**REQUIREMENT:** Every entry below needs to be copied exactly.

Data about app and page elements
┌────────

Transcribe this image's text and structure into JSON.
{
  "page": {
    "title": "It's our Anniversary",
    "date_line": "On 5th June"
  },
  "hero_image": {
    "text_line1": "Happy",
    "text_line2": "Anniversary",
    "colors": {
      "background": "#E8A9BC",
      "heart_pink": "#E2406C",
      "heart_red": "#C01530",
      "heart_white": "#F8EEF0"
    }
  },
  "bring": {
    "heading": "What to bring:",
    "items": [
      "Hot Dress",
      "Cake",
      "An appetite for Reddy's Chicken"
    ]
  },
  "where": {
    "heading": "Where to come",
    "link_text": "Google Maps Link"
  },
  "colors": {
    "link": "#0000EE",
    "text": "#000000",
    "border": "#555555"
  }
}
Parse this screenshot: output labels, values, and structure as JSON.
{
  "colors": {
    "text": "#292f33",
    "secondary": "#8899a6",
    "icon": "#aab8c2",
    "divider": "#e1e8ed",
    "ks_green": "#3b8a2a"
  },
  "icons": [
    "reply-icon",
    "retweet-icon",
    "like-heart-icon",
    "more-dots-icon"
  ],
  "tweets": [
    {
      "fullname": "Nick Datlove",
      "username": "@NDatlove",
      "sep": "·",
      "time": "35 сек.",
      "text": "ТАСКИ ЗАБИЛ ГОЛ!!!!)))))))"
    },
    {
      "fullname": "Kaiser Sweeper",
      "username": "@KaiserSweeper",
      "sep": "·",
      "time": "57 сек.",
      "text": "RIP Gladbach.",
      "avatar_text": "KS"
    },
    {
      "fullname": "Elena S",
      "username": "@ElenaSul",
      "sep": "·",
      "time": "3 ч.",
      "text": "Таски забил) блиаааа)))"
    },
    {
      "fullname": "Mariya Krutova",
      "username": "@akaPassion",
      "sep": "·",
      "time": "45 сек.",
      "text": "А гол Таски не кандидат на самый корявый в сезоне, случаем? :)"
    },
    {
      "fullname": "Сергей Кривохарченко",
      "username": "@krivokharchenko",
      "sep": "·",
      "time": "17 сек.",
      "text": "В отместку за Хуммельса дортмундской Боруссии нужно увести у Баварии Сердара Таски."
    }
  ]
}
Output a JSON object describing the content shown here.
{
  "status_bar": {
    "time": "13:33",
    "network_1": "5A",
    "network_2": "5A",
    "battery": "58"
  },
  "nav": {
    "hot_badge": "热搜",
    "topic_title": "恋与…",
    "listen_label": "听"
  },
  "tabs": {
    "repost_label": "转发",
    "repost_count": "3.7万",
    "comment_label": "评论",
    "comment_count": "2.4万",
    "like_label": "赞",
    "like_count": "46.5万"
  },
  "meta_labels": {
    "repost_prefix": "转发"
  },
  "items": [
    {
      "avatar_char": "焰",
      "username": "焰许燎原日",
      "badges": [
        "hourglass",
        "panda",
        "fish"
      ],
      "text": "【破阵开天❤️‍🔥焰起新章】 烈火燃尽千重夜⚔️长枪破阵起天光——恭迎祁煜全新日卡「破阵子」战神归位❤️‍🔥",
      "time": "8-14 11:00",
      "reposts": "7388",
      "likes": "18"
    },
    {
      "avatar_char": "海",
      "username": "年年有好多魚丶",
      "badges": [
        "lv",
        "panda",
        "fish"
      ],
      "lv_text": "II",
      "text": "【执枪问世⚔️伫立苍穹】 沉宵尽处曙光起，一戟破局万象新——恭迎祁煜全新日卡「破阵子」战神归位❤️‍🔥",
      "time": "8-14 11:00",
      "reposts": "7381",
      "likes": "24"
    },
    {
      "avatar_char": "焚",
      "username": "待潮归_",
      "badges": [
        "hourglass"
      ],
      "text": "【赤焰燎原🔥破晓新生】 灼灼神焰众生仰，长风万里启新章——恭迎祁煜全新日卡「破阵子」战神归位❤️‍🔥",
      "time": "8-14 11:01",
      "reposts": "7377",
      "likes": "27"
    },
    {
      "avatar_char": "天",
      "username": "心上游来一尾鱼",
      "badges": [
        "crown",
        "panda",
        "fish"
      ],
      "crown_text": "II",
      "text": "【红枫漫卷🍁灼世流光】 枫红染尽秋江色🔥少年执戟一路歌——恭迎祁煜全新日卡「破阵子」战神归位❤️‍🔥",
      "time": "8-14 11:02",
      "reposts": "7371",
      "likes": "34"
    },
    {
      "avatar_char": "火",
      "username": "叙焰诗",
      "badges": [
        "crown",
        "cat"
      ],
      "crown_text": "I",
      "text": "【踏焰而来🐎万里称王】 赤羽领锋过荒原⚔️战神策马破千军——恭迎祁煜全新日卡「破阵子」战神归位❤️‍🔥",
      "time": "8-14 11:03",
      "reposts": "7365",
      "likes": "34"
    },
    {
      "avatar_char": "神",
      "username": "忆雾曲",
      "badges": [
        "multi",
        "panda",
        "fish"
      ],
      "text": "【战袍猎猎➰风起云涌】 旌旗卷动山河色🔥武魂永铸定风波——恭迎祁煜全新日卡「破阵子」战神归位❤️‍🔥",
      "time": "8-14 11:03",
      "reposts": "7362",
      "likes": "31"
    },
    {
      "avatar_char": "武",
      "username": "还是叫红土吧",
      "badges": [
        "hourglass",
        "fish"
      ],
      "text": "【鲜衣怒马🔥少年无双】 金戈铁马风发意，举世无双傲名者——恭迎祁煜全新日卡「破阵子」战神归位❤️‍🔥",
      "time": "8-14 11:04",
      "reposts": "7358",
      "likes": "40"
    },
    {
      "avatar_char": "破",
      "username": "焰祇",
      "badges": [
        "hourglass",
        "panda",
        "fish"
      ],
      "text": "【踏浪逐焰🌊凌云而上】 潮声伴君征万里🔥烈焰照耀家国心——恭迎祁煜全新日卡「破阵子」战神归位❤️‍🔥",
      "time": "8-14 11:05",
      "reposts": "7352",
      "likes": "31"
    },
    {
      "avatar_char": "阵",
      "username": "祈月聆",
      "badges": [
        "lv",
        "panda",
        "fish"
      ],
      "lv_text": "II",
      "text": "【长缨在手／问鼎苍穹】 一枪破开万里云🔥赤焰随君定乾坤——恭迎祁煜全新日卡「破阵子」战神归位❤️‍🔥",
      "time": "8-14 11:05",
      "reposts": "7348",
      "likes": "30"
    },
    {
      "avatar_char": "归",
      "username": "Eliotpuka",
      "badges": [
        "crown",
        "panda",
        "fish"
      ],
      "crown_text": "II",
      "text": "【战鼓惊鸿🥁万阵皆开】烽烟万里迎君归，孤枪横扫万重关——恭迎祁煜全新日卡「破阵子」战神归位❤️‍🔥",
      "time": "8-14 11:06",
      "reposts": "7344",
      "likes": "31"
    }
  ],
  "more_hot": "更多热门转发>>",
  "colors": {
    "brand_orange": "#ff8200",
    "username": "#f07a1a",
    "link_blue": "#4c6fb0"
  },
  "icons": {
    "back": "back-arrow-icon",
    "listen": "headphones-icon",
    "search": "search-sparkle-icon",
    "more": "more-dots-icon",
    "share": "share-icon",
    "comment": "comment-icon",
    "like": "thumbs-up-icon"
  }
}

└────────

**TASK SOLUTION:**
Transcribe this image's text and structure into JSON.
{
  "page": {
    "title": "It's our Anniversary",
    "date_line": "On 5th June"
  },
  "hero_image": {
    "text_line1": "Happy",
    "text_line2": "Anniversary",
    "colors": {
      "background": "#E8A9BC",
      "heart_pink": "#E2406C",
      "heart_red": "#C01530",
      "heart_white": "#F8EEF0"
    }
  },
  "bring": {
    "heading": "What to bring:",
    "items": [
      "Hot Dress",
      "Cake",
      "An appetite for Reddy's Chicken"
    ]
  },
  "where": {
    "heading": "Where to come",
    "link_text": "Google Maps Link"
  },
  "colors": {
    "link": "#0000EE",
    "text": "#000000",
    "border": "#555555"
  }
}
Parse this screenshot: output labels, values, and structure as JSON.
{
  "colors": {
    "text": "#292f33",
    "secondary": "#8899a6",
    "icon": "#aab8c2",
    "divider": "#e1e8ed",
    "ks_green": "#3b8a2a"
  },
  "icons": [
    "reply-icon",
    "retweet-icon",
    "like-heart-icon",
    "more-dots-icon"
  ],
  "tweets": [
    {
      "fullname": "Nick Datlove",
      "username": "@NDatlove",
      "sep": "·",
      "time": "35 сек.",
      "text": "ТАСКИ ЗАБИЛ ГОЛ!!!!)))))))"
    },
    {
      "fullname": "Kaiser Sweeper",
      "username": "@KaiserSweeper",
      "sep": "·",
      "time": "57 сек.",
      "text": "RIP Gladbach.",
      "avatar_text": "KS"
    },
    {
      "fullname": "Elena S",
      "username": "@ElenaSul",
      "sep": "·",
      "time": "3 ч.",
      "text": "Таски забил) блиаааа)))"
    },
    {
      "fullname": "Mariya Krutova",
      "username": "@akaPassion",
      "sep": "·",
      "time": "45 сек.",
      "text": "А гол Таски не кандидат на самый корявый в сезоне, случаем? :)"
    },
    {
      "fullname": "Сергей Кривохарченко",
      "username": "@krivokharchenko",
      "sep": "·",
      "time": "17 сек.",
      "text": "В отместку за Хуммельса дортмундской Боруссии нужно увести у Баварии Сердара Таски."
    }
  ]
}
Output a JSON object describing the content shown here.
{
  "status_bar": {
    "time": "13:33",
    "network_1": "5A",
    "network_2": "5A",
    "battery": "58"
  },
  "nav": {
    "hot_badge": "热搜",
    "topic_title": "恋与…",
    "listen_label": "听"
  },
  "tabs": {
    "repost_label": "转发",
    "repost_count": "3.7万",
    "comment_label": "评论",
    "comment_count": "2.4万",
    "like_label": "赞",
    "like_count": "46.5万"
  },
  "meta_labels": {
    "repost_prefix": "转发"
  },
  "items": [
    {
      "avatar_char": "焰",
      "username": "焰许燎原日",
      "badges": [
        "hourglass",
        "panda",
        "fish"
      ],
      "text": "【破阵开天❤️‍🔥焰起新章】 烈火燃尽千重夜⚔️长枪破阵起天光——恭迎祁煜全新日卡「破阵子」战神归位❤️‍🔥",
      "time": "8-14 11:00",
      "reposts": "7388",
      "likes": "18"
    },
    {
      "avatar_char": "海",
      "username": "年年有好多魚丶",
      "badges": [
        "lv",
        "panda",
        "fish"
      ],
      "lv_text": "II",
      "text": "【执枪问世⚔️伫立苍穹】 沉宵尽处曙光起，一戟破局万象新——恭迎祁煜全新日卡「破阵子」战神归位❤️‍🔥",
      "time": "8-14 11:00",
      "reposts": "7381",
      "likes": "24"
    },
    {
      "avatar_char": "焚",
      "username": "待潮归_",
      "badges": [
        "hourglass"
      ],
      "text": "【赤焰燎原🔥破晓新生】 灼灼神焰众生仰，长风万里启新章——恭迎祁煜全新日卡「破阵子」战神归位❤️‍🔥",
      "time": "8-14 11:01",
      "reposts": "7377",
      "likes": "27"
    },
    {
      "avatar_char": "天",
      "username": "心上游来一尾鱼",
      "badges": [
        "crown",
        "panda",
        "fish"
      ],
      "crown_text": "II",
      "text": "【红枫漫卷🍁灼世流光】 枫红染尽秋江色🔥少年执戟一路歌——恭迎祁煜全新日卡「破阵子」战神归位❤️‍🔥",
      "time": "8-14 11:02",
      "reposts": "7371",
      "likes": "34"
    },
    {
      "avatar_char": "火",
      "username": "叙焰诗",
      "badges": [
        "crown",
        "cat"
      ],
      "crown_text": "I",
      "text": "【踏焰而来🐎万里称王】 赤羽领锋过荒原⚔️战神策马破千军——恭迎祁煜全新日卡「破阵子」战神归位❤️‍🔥",
      "time": "8-14 11:03",
      "reposts": "7365",
      "likes": "34"
    },
    {
      "avatar_char": "神",
      "username": "忆雾曲",
      "badges": [
        "multi",
        "panda",
        "fish"
      ],
      "text": "【战袍猎猎➰风起云涌】 旌旗卷动山河色🔥武魂永铸定风波——恭迎祁煜全新日卡「破阵子」战神归位❤️‍🔥",
      "time": "8-14 11:03",
      "reposts": "7362",
      "likes": "31"
    },
    {
      "avatar_char": "武",
      "username": "还是叫红土吧",
      "badges": [
        "hourglass",
        "fish"
      ],
      "text": "【鲜衣怒马🔥少年无双】 金戈铁马风发意，举世无双傲名者——恭迎祁煜全新日卡「破阵子」战神归位❤️‍🔥",
      "time": "8-14 11:04",
      "reposts": "7358",
      "likes": "40"
    },
    {
      "avatar_char": "破",
      "username": "焰祇",
      "badges": [
        "hourglass",
        "panda",
        "fish"
      ],
      "text": "【踏浪逐焰🌊凌云而上】 潮声伴君征万里🔥烈焰照耀家国心——恭迎祁煜全新日卡「破阵子」战神归位❤️‍🔥",
      "time": "8-14 11:05",
      "reposts": "7352",
      "likes": "31"
    },
    {
      "avatar_char": "阵",
      "username": "祈月聆",
      "badges": [
        "lv",
        "panda",
        "fish"
      ],
      "lv_text": "II",
      "text": "【长缨在手／问鼎苍穹】 一枪破开万里云🔥赤焰随君定乾坤——恭迎祁煜全新日卡「破阵子」战神归位❤️‍🔥",
      "time": "8-14 11:05",
      "reposts": "7348",
      "likes": "30"
    },
    {
      "avatar_char": "归",
      "username": "Eliotpuka",
      "badges": [
        "crown",
        "panda",
        "fish"
      ],
      "crown_text": "II",
      "text": "【战鼓惊鸿🥁万阵皆开】烽烟万里迎君归，孤枪横扫万重关——恭迎祁煜全新日卡「破阵子」战神归位❤️‍🔥",
      "time": "8-14 11:06",
      "reposts": "7344",
      "likes": "31"
    }
  ],
  "more_hot": "更多热门转发>>",
  "colors": {
    "brand_orange": "#ff8200",
    "username": "#f07a1a",
    "link_blue": "#4c6fb0"
  },
  "icons": {
    "back": "back-arrow-icon",
    "listen": "headphones-icon",
    "search": "search-sparkle-icon",
    "more": "more-dots-icon",
    "share": "share-icon",
    "comment": "comment-icon",
    "like": "thumbs-up-icon"
  }
}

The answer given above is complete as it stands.